13.11.    Reuse of codes.  Whenever revisions are made to the HS, some existing items are deleted and new items are added by the creation of new headings (four-digit codes) or subheadings (six-digit codes).  In order to accommodate users who maintain data under different versions of the HS, code numbers for commodities that have been deleted are not re-used until a certain period has elapsed, unless reuse is unavoidable. Where possible, compilers are encouraged to follow the same practice for the more detailed commodity codes used in national commodity classifications. 

13.12.    Implementation of the HS12: correlation tables. The WCO Secretariat has issued the correlation tables between the 2012 and 2007 versions of the HS,[9] and updated HS publications, such as the Explanatory Notes, the Compendium of Classification Opinions and the Alphabetical Index. Customs administrations have the serious task of ensuring timely implementation of HS12, as required by the HS Convention. Trade data compilers are advised to cooperate with national customs administrations in ensuring that data collection in terms of HS12 is carried out on time.

 


[6] HS Chapter 77 is reserved for possible future use and HS Chapters 98 and 99 are reserved for special use by contracting parties. Countries should avoid, where possible, the use of Chapters 98 and 99.

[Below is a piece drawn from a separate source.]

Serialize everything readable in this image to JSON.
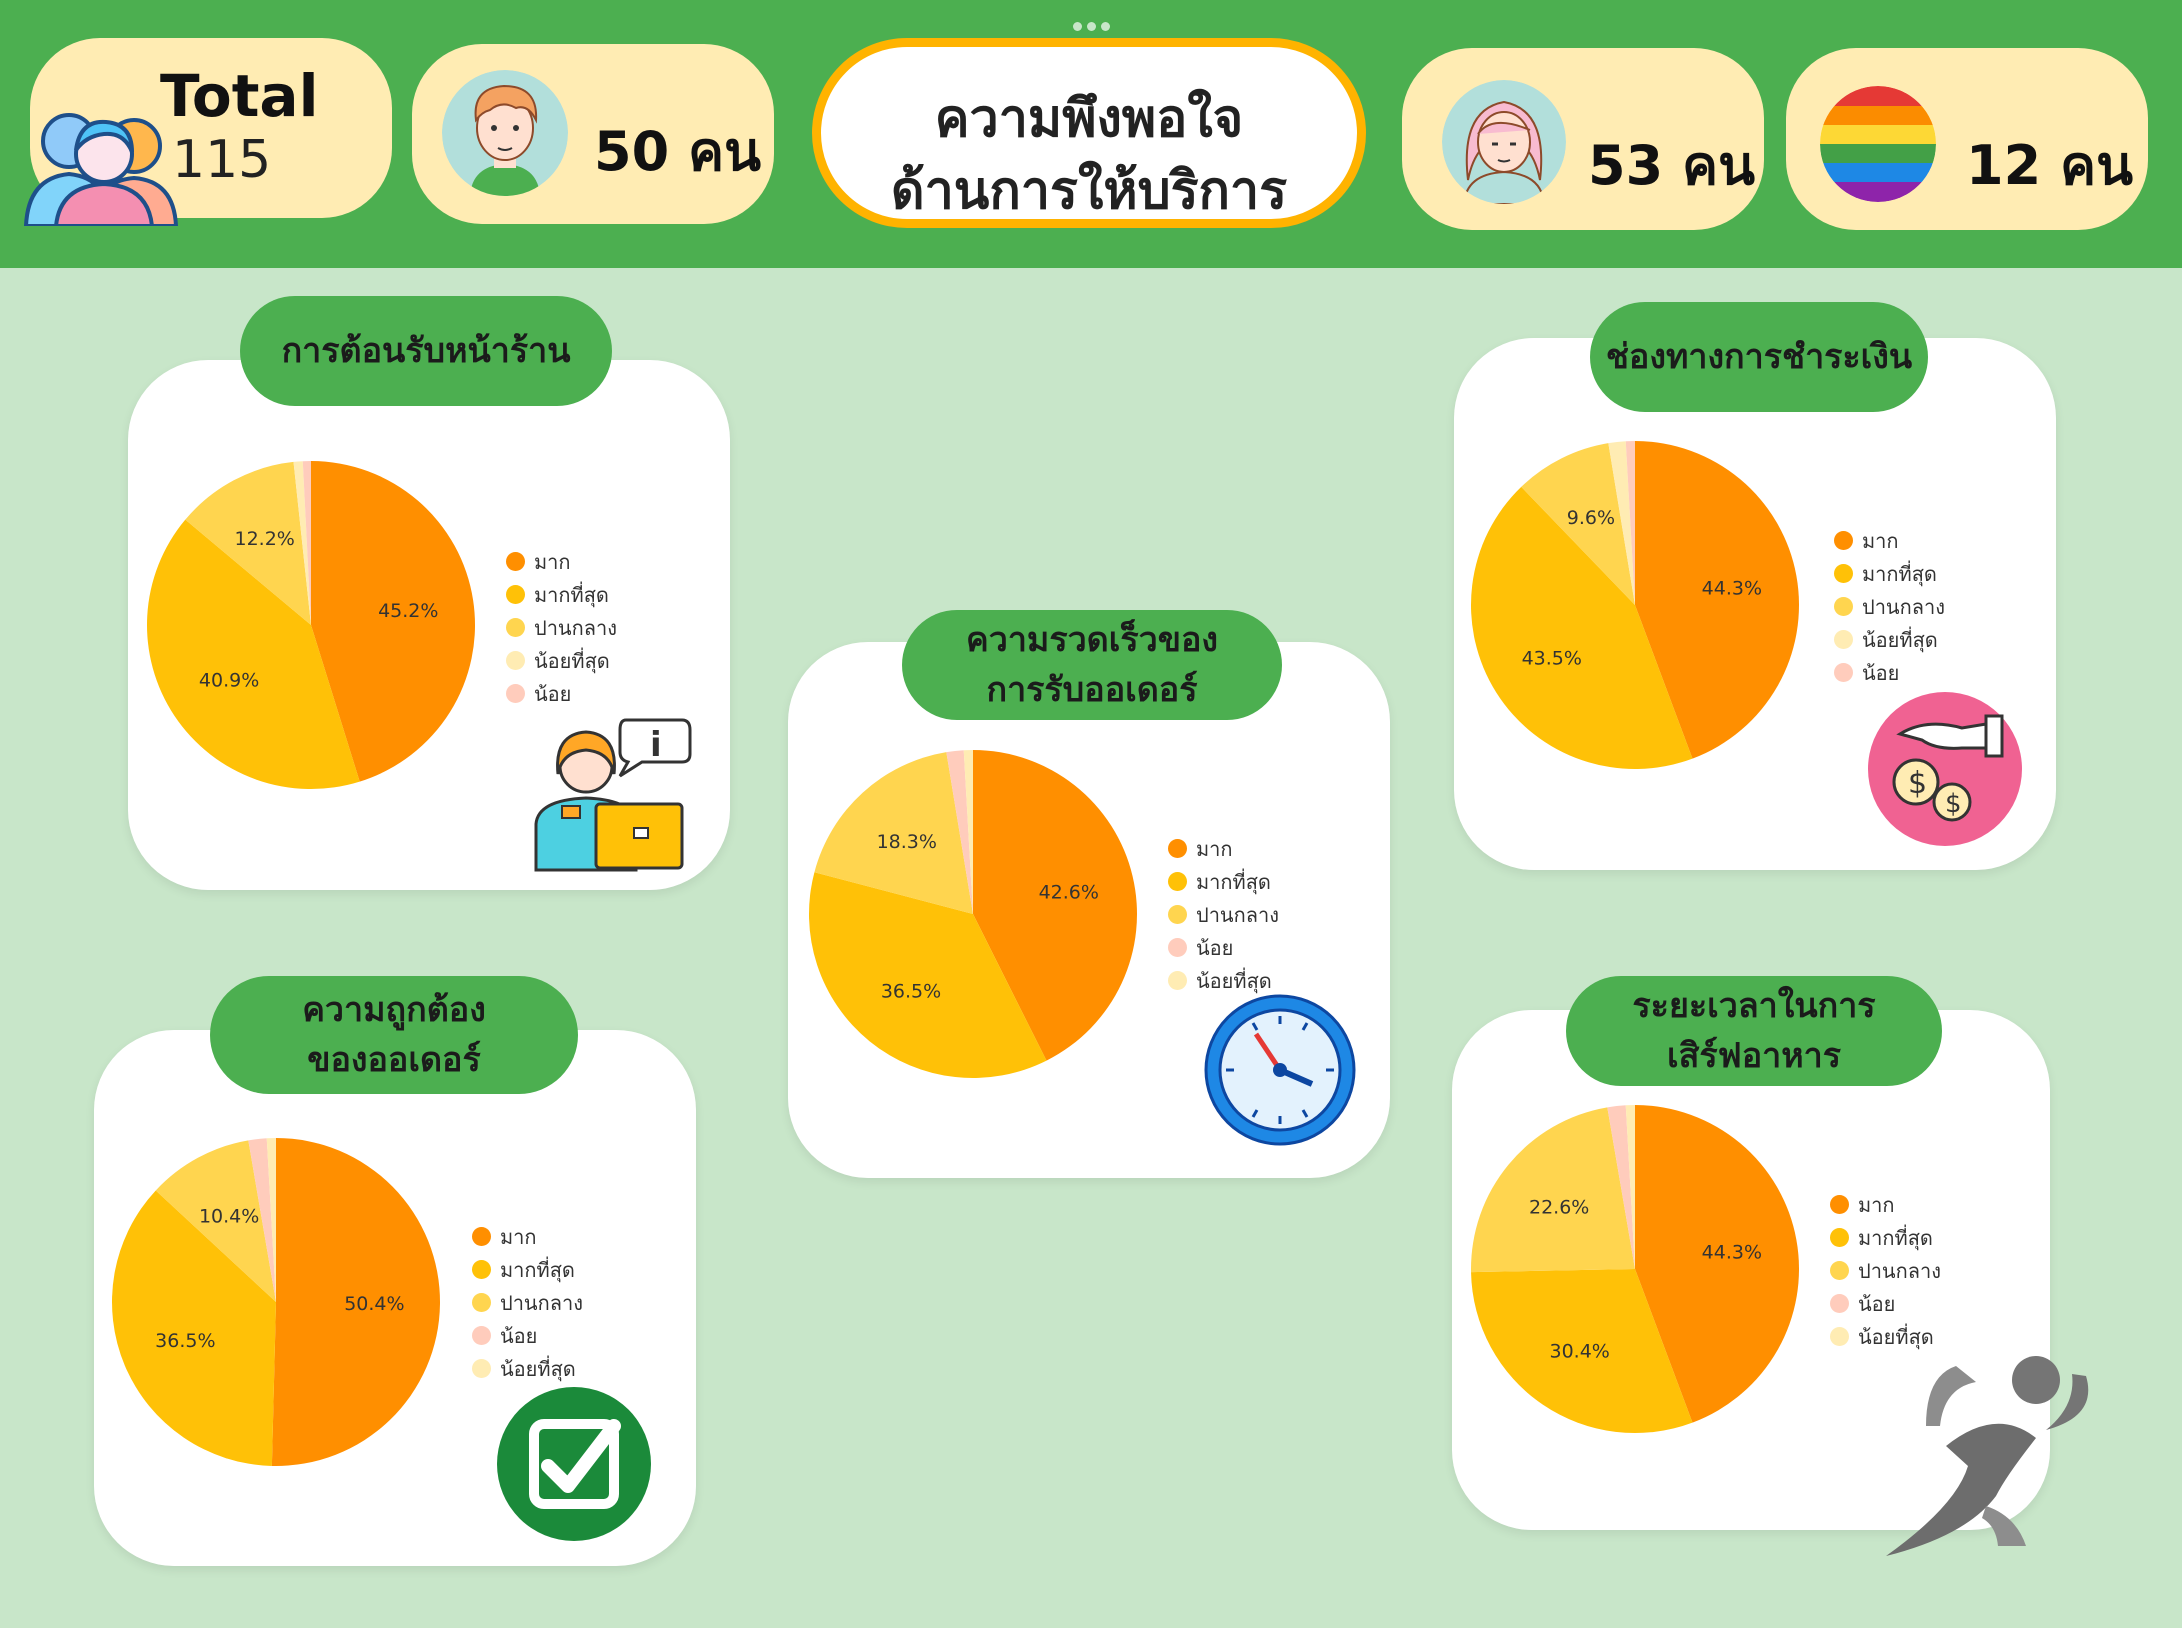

[7] United Nations, Treaty Series, vol. 2244, No. 39973.

[8] Ibid., vol. 1522, No. 26369.